I want to thank the minister for her response to the amendments as proposed by myself and my community, and I would just take a moment to reflect back to the minister and this government the point that it is one thing to provide budget for this community to operate but it is another thing to ensure that those who have a permanent seat on this committee actually are those who have lived experience in this space.
I refer again to my speech as I tabled these amendments the concepts that only a woman living in a car knows why she's there, only a young person trying to live in the city like in my electorate of North Sydney on JobSeeker why they look for work knows what that is like and only an older Australian currently trying to juggle their life under what we classify as an appropriate pension knows exactly what they are foregoing week on week to ensure that they can afford other things.
Academics and heads of organisations are one form of people. I pay no disrespect to them in terms of the knowledge and expertise they have, but I think involving those with lived experience at the heart of this on a day-to-day basis, not just in a passing, consulting fashion, would significantly improve this committee.
To that point, I return to the fact that those people are the people who will not have the financial resources to participate in this.
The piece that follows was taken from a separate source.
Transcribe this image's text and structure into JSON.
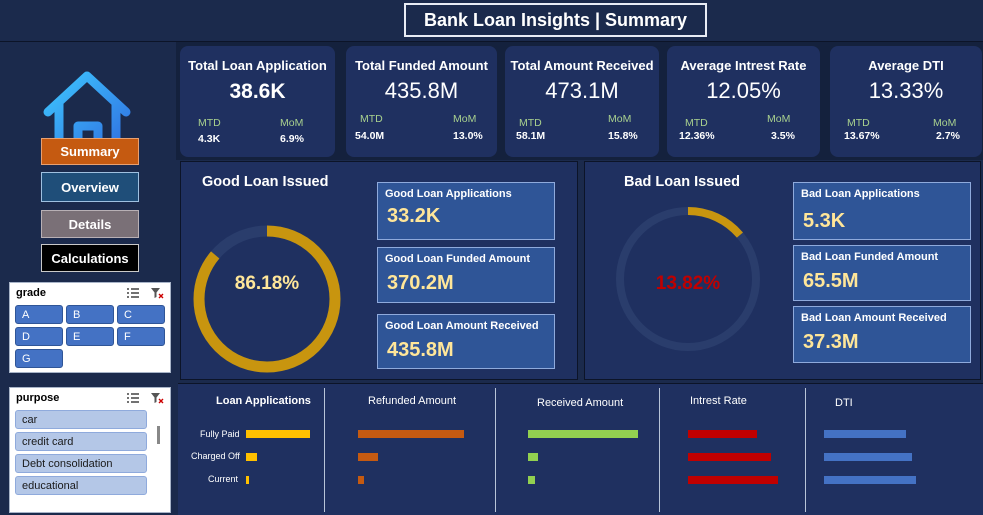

So, again, while I acknowledge that $8.7 million has been set aside over forward budgets, I would suggest that people like me will be looking for reports on how that budget is expended and whether part of that funding is used to enable those who are most vulnerable in our community to participate in this process. It could be compensating them for turning up for meetings or their travel arrangements. I think that would be an incredibly appropriate use of funding in this point of view. I think Australians would support the minister and the government in doing just that.